On the other hand, a third-person POV for the same man might read: With each step, he lifted his right leg and exerted pressure on the cup at his knee to kick the lower leg up and out before relaxing the thigh muscles so that the foot fell into place. At first, the effort had exhausted him, then it had become excruciating as he pushed himself hour by hour to take another and another step, farther, still farther. Every sharp pang and dull ache were nothing; they were lighter than that moment when the detonator’s click reached his ears, too late to step off, too late to save the leg--hell, to save himself. He shut his eyes against the memory of that leg, just out of arm’s reach, still standing in that boot the color of sand, the khaki staining black with the blood that seemed to rise from his soul.

The first-person POV only describes what a person can sense and infer whereas the third-person POV knows the past and the present, the action and the emotion all at once.

Reading Challenge:

Identify two works, one written in first-person and the second, in third-person. Read or re-read the two works, noting how the authors manipulate point-of-view to grant and withhold information to readers. Ask yourself what has been gained and lost in the POV choice. (Note: This post and last week’s include titles for works written from both points of view.)

Writing Challenge:

As I did in the two short passages about a man with an artificial limb, write from the first person POV, then from the third-person omnisicient POV.

Grammar, Usage, and Mechanics (GUM):

When I was a girl--oh and woe, so many years ago--I learned that the article “a” precedes a word that begins with a consonant or a letter pronounced as a consonant. For example:

o A frat boy and a girl walked into a bar with a top hat on his head, a scarf on hers, and a platypus between them.
o A cat crouched behind a tree to watch a mouse scurry across a freshly mowed lawn.
o A photo of Sasquatch has been debunked by a scientist and a conspiracy nut working together.
o A university education is essential if you wish to qualify for a great job, but while studying at a university, I recommend that you carry an umbrella at all times.

If you are reading the examples closely, you should notice two words beginning with “u” in the last one. “A” precedes “university” but “an” precedes “umbrella.” The reason is that words such as “university” and “universal” begin with a sound like the pronoun “you” whereas “umbrella” and “underwear” and “uncle” begin with the vowel sound “uh.”

Words that begin with vowel sounds, including “uh” require the article “an.”
For example:

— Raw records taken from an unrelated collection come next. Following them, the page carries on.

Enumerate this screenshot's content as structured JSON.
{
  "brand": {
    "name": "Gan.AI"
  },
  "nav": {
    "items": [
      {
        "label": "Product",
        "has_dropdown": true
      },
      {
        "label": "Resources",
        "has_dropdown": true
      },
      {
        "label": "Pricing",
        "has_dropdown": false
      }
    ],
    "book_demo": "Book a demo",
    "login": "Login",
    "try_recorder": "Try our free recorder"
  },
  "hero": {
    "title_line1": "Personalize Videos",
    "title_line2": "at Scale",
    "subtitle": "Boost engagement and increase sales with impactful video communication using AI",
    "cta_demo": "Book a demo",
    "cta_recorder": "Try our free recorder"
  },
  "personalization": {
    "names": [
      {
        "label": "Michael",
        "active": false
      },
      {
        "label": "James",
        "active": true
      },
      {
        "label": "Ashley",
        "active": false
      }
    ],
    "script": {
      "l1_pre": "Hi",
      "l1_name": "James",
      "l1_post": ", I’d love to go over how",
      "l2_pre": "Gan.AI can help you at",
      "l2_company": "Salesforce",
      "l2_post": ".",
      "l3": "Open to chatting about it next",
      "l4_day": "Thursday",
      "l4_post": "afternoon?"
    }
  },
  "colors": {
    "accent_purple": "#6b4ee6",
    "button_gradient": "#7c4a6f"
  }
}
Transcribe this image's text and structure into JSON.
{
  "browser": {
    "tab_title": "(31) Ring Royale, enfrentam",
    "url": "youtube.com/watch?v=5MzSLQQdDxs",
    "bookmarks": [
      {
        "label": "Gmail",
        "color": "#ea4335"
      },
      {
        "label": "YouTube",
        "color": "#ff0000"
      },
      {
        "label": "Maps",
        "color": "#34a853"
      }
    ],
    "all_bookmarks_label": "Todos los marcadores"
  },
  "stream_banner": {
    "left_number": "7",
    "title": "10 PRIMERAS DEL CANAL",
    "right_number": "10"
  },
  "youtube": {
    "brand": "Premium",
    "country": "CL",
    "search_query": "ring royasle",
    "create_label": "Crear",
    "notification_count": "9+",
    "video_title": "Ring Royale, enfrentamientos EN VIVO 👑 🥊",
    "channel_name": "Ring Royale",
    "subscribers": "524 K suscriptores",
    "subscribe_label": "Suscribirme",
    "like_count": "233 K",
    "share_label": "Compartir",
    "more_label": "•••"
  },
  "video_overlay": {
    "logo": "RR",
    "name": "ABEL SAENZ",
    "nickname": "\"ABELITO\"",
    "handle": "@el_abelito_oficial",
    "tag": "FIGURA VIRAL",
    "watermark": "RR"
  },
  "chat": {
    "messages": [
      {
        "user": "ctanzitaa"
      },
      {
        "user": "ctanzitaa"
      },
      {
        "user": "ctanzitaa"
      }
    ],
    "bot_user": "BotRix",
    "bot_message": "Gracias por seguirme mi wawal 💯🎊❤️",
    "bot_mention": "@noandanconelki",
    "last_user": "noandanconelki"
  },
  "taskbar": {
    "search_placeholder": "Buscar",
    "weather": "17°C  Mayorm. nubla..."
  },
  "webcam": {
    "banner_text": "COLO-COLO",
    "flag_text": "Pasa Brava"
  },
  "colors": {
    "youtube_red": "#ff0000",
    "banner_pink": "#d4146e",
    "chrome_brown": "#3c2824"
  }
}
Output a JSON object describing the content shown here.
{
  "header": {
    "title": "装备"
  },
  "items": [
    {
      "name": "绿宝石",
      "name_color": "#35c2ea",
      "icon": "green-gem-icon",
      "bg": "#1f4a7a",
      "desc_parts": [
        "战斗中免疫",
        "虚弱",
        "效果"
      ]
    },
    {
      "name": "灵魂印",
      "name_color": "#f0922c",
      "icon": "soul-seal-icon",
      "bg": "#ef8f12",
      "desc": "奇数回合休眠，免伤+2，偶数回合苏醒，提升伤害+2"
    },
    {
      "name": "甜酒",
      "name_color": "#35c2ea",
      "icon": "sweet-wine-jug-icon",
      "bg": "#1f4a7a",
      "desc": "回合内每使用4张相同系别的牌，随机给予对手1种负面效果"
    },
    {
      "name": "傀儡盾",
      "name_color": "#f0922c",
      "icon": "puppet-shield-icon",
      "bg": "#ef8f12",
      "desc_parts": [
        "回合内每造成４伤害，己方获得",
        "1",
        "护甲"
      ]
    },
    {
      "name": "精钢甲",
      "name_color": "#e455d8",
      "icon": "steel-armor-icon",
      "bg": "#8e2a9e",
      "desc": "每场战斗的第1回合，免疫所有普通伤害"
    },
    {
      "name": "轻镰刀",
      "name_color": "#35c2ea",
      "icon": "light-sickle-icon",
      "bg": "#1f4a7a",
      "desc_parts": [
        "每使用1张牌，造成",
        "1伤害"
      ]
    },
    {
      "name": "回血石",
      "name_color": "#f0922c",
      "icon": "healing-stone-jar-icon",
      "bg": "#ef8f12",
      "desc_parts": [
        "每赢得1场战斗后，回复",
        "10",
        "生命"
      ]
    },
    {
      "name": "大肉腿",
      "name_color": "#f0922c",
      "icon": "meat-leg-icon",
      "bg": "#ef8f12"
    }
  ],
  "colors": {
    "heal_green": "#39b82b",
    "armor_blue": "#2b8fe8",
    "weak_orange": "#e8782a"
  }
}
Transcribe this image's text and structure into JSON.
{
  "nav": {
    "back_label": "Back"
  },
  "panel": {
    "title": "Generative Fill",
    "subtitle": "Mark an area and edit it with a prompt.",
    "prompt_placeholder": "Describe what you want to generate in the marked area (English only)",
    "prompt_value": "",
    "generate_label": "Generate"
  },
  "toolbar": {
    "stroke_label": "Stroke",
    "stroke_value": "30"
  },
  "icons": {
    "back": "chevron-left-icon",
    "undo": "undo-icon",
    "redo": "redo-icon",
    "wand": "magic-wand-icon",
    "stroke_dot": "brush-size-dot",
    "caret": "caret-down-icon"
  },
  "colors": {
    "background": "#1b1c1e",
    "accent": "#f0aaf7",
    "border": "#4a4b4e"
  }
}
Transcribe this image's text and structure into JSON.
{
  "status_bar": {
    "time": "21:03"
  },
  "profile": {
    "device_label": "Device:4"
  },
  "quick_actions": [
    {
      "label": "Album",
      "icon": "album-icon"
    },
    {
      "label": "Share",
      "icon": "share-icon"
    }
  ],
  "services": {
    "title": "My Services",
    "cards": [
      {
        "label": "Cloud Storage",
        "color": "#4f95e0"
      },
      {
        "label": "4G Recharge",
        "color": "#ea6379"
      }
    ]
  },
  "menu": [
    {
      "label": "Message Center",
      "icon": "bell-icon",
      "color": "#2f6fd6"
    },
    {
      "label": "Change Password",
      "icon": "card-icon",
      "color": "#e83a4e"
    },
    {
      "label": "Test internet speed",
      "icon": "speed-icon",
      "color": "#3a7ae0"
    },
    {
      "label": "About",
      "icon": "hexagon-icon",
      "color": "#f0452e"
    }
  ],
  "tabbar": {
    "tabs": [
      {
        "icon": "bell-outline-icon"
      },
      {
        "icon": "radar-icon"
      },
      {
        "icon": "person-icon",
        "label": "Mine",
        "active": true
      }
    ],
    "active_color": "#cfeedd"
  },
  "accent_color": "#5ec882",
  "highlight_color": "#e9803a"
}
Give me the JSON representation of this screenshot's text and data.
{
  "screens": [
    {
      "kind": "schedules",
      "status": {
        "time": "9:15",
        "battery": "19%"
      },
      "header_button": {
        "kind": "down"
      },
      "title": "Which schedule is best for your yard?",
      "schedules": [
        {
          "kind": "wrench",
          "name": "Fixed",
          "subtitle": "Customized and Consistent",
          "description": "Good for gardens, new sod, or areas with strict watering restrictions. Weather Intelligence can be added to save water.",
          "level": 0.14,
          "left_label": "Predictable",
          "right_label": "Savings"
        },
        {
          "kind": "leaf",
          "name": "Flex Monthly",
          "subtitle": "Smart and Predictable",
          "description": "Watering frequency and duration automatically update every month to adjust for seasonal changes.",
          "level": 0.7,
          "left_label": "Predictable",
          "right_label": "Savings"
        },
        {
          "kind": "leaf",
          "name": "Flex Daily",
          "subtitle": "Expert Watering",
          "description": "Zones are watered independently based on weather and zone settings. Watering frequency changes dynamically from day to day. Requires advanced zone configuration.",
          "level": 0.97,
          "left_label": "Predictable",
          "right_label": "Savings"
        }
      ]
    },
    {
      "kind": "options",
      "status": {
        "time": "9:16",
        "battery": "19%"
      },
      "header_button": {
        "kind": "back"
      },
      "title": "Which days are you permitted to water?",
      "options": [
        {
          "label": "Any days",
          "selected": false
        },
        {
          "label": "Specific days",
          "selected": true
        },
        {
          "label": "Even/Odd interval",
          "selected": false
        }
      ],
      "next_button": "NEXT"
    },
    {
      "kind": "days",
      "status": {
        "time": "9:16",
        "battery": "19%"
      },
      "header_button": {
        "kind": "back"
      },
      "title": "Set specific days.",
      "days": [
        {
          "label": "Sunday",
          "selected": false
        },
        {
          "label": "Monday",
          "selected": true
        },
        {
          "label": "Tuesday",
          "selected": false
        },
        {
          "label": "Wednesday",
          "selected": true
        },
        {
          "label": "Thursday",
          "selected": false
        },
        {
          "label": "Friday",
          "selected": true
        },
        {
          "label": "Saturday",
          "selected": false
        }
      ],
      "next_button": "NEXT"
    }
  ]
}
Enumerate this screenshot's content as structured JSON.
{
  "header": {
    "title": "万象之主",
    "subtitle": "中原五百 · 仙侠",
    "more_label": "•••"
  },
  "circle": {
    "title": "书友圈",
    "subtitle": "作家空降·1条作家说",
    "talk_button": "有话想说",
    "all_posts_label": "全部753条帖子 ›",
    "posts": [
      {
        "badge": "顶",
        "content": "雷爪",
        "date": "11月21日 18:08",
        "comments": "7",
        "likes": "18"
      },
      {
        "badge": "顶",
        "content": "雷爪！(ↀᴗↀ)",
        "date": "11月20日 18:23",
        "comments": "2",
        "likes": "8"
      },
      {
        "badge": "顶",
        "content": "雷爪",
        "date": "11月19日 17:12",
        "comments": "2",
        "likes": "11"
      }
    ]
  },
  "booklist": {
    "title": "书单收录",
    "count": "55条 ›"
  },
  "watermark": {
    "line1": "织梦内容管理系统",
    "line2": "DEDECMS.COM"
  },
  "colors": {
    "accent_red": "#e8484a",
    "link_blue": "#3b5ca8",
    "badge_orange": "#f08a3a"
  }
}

o An ant labors all his days whereas a grasshopper appears to hop, skip and jump through his.
o An elegant table setting requires candlelight and cloth napkins, but a casual brunch table needs paper napkins and plastic tableware.
o An idiot knows his present, but an informed voter knows the past and present in order to provide for the future.
o An octopus is one of the world’s best escape artists due to its abilities to shift shape and camouflage its colors.
o An umbrella is an essential tool when living in cities or dashing from class to class at a university.
o A yolk is no joke in terms of calories, but a yoke is often a joke if cracked upon the head of clown.

Again, I saved the exception for the last example in the series above. “Y” often counts as a vowel, but when words beginning with “y” are spoken, the pronunciation is not a short vowel sound so words opening with “y” usually require the article “a.”

Finally, is it an historic moment or a historic moment? Well, it’s both actually, but the more correct version is a historic moment for reasons similar to the “u” examples above. When the word begins with an “h” sound, choose the article “a.” When the word begins without the aspirant sound “h,” then choose “an” as in “an honest effort” (a word that begins with a vowel sound instead of the “h” sound). Thus:

o Owning a horse is a wonderful but expensive hobby.
o A hobby is as important to a happy life as honey is to bees.
o A honey bee is a friend to gardeners and farmers
o A hive should be protected from pollutants and predators, including wasps and man.

So let the distinction between vowel and consonant sounds be your guide when choosing between “a” and “an,” except, of course, some words beginning with “u” and “h.”